Finding venues and spaces to use for Long Division has always been a challenge for us – that hasn’t changed over the last ten years. That challenge has led to some exciting and fun experiences; the disused Balne Lane Library, Wakefield Catherdal, Neon Workshops, an outdoor Precinct Stage, a Town Hall Conference room… all were unusual, awkward or expensive, but also memorable, unique and very Long Division.
The thing is – the pool is running dry. In 2019 we spent 6k just to get venues somewhere close to spec with PAs because there simply aren’t any venues in the city that have an in-house PA. In fact the only venue we used where we didn’t to bring in equipment was Warehouse 23.

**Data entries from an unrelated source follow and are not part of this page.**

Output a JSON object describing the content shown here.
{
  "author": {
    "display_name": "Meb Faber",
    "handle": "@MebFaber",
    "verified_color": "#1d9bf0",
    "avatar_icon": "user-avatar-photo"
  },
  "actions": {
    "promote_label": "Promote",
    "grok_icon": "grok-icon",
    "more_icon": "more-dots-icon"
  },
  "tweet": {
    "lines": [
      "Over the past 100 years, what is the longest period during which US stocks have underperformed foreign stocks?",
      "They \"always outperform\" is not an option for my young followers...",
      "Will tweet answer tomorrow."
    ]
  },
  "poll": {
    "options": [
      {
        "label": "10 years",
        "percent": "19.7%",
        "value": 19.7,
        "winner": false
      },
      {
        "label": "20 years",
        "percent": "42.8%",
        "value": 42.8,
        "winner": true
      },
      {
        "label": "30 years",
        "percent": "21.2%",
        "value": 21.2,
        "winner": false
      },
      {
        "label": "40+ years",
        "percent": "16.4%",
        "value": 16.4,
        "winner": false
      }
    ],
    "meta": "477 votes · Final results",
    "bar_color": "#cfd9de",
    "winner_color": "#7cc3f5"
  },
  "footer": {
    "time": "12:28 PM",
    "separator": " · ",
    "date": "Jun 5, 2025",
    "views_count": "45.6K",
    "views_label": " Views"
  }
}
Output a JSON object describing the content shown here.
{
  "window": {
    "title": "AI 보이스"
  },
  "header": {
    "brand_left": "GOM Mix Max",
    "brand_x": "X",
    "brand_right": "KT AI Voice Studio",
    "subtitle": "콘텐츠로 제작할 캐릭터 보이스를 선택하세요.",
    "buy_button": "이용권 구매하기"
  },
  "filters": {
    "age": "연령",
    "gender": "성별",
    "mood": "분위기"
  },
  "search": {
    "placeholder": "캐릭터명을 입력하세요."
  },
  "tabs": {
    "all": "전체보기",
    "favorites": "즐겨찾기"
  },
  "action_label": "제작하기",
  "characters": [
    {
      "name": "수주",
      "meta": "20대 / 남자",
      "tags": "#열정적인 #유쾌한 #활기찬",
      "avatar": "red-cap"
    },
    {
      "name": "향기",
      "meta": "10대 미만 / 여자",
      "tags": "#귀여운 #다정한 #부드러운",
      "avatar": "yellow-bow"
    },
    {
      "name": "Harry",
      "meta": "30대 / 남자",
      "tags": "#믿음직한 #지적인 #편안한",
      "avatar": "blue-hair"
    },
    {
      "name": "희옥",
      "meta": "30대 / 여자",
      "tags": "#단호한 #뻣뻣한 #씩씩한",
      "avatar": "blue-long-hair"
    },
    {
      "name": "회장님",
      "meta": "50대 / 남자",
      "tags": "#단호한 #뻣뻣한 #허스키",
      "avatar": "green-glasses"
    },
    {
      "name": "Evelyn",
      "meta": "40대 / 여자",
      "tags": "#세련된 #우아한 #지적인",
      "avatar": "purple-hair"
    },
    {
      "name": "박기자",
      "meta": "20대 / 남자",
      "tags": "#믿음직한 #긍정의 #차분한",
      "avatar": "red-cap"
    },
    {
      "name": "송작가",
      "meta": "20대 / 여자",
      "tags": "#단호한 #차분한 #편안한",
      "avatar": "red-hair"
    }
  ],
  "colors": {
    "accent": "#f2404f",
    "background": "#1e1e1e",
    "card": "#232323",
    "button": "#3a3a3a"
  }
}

A lack of venues fit for 100-150 cap shows, ready to go with a PA is (we feel) a massive problem. It means less opportunities for local bands to perform, learn, connect, find audiences and less national bands passing through.
Space for those size shows are essential to the cultural lifeblood of the city, much more than an annual Long Division. Right now we have a fresh wave of promoters new and old trying once more to get live music happening in the city.
But it’s never been harder, for a multitude of reasons. It’s unfair that the pressure and financial risk is on the promoters, when the venues are often happy to take income from the bar but not contribute to paying for tech or artist fees.
The thing is, we have some cool spaces but they are almost all lacking a PA. When it costs 200, 300, 400 quid to get a decent PA, it makes shows completely unfeasible. Because the promoters are nice people, they often pay the bands and everyone has a great time, except them footing the bill.
We are exploring a possible scheme that would see a PA bought for the city through funding. This PA would be of a good enough quality to be used in the various 100-150 cap spaces we have in the city. It would be stored centrally and available for promoters and musicians to hire for a significantly lower fee than from a regular PA provider. The project would be run at cost with income taken from promoters used to pay for storage, repairs, improvements and potentially small admin costs / hours if the project became successful and popular. There could also be a pool of aspiring sound technicians looking to develop their skills available to all.
The issues discussed above might be personal to us and not be representative of Wakefield as a whole. But either way, we’d like to hear your thoughts. Your opinions and data would help a funding bid, were it to happen, so please share your views here.